It is part of the reason why he is not even so sure Mother Teresa, who he worked with Calcutta over the years, should be canonized. "People will now say Mother Teresa is a saint. But are they really listening to her message? There can be danger of focusing on the person more than the message."

But to Amy Laura Hall, a theologian at Duke University, Jean Vanier is not like the rest of us. "[He] is pretty close to a saint. I'm a Protestant so I don't use the language of sainthood very often."

ACKNOWLEDGEMENT

Charles Lewis "Vanier: 'Close to a saint'." National Post, (Canada) November 3, 2007.

Reprinted with permission of the National Post. Charles Lewis writes for the National Post.

THE AUTHOR

Jean Vanier, is the founder of the international movement of L'Arche communities, where people who have developmental disabilities and the friends who assist them create homes and share life together.

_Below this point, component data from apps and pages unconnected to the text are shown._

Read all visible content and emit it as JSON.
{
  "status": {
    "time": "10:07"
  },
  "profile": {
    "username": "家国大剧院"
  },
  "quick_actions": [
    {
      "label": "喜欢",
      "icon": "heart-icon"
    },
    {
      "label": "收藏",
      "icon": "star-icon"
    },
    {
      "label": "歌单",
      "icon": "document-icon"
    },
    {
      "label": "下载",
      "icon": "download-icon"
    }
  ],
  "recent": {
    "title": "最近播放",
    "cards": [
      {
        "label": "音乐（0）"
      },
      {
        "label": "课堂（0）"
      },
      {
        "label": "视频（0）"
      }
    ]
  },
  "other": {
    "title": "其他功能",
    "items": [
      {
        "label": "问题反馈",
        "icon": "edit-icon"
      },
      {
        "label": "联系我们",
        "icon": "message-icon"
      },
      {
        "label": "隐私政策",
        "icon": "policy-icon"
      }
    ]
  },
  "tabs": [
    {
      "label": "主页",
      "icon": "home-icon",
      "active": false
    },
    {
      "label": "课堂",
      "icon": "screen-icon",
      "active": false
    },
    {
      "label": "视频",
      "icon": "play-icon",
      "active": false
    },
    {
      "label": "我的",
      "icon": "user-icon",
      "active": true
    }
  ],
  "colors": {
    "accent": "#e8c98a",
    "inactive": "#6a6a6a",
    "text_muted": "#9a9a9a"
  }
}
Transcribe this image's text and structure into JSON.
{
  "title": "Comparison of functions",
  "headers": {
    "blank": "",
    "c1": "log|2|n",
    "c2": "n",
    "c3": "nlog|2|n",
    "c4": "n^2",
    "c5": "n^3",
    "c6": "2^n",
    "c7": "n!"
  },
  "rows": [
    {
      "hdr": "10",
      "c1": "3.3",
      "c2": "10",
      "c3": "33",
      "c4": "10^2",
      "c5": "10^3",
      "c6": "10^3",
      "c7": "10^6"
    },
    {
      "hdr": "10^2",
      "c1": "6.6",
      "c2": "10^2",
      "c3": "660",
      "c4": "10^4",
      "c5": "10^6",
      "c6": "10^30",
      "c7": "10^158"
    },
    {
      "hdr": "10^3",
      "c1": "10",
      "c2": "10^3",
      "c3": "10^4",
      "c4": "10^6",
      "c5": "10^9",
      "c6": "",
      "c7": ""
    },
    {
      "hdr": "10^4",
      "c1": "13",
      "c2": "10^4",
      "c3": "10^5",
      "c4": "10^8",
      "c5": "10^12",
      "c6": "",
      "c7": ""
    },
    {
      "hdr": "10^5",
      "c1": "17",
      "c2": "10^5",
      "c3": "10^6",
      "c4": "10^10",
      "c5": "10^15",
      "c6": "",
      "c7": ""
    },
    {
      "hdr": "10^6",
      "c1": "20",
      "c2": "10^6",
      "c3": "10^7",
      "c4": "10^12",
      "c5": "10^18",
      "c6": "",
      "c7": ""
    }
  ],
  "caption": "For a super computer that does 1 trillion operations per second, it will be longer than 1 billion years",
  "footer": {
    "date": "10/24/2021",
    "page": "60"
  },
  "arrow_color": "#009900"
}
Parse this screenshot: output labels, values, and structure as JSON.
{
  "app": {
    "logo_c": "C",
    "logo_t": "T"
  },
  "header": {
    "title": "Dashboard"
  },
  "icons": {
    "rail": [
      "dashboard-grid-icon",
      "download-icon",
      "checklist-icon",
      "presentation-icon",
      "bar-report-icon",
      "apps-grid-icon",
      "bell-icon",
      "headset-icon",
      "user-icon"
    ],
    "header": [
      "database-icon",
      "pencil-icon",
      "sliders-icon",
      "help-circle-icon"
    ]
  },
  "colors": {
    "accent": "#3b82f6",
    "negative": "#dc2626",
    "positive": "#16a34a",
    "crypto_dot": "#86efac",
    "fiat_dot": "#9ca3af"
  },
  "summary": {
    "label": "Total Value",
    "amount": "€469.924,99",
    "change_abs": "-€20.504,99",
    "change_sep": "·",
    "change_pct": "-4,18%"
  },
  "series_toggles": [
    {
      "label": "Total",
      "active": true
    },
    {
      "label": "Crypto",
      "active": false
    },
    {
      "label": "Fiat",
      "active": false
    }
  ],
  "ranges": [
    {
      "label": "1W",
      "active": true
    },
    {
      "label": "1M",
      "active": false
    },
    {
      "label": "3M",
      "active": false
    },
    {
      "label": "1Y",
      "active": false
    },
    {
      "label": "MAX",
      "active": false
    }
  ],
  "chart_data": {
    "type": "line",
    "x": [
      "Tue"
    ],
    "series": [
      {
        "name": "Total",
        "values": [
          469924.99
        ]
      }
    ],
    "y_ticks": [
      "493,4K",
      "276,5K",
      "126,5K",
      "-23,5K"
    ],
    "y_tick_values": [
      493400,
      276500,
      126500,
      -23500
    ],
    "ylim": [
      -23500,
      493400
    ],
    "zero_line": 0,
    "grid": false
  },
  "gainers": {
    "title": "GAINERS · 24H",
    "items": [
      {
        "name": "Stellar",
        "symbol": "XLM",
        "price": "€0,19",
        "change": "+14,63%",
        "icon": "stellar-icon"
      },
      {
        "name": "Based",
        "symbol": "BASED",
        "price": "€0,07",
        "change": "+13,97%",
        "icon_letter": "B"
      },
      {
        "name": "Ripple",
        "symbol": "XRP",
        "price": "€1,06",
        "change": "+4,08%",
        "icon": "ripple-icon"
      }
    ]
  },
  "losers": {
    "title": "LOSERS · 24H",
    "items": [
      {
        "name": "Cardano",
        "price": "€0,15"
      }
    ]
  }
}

Distressed by the plight of people with developmental disabilities, in 1964 he welcomed two men from an institution to live with him in a little home he called “L'Arche,” after Noah's ark in the French village of Trosly Breuil. L'Arche grew quickly as this new way of sharing life together in community with people who would otherwise be shut away in institutions attracted many young people. And Vanier himself began traveling and speaking about his own life-changing experience of coming to know people with developmental disabilities. Today, there are 130 L'Arche communities in 30 countries on six continents. Jean Vanier is the author of many books, including Our Life Together: A Memoir in Letters, Becoming Human, From Brokenness to Community, Finding Peace, Seeing Beyond Depression, and Jesus, The Gift of Love.

Copyright © 2007 National Post



Subscribe to CERC's Weekly E-Letter

 

 

Not all articles published on CERC are the objects of official Church teaching, but these are supplied to provide supplementary information.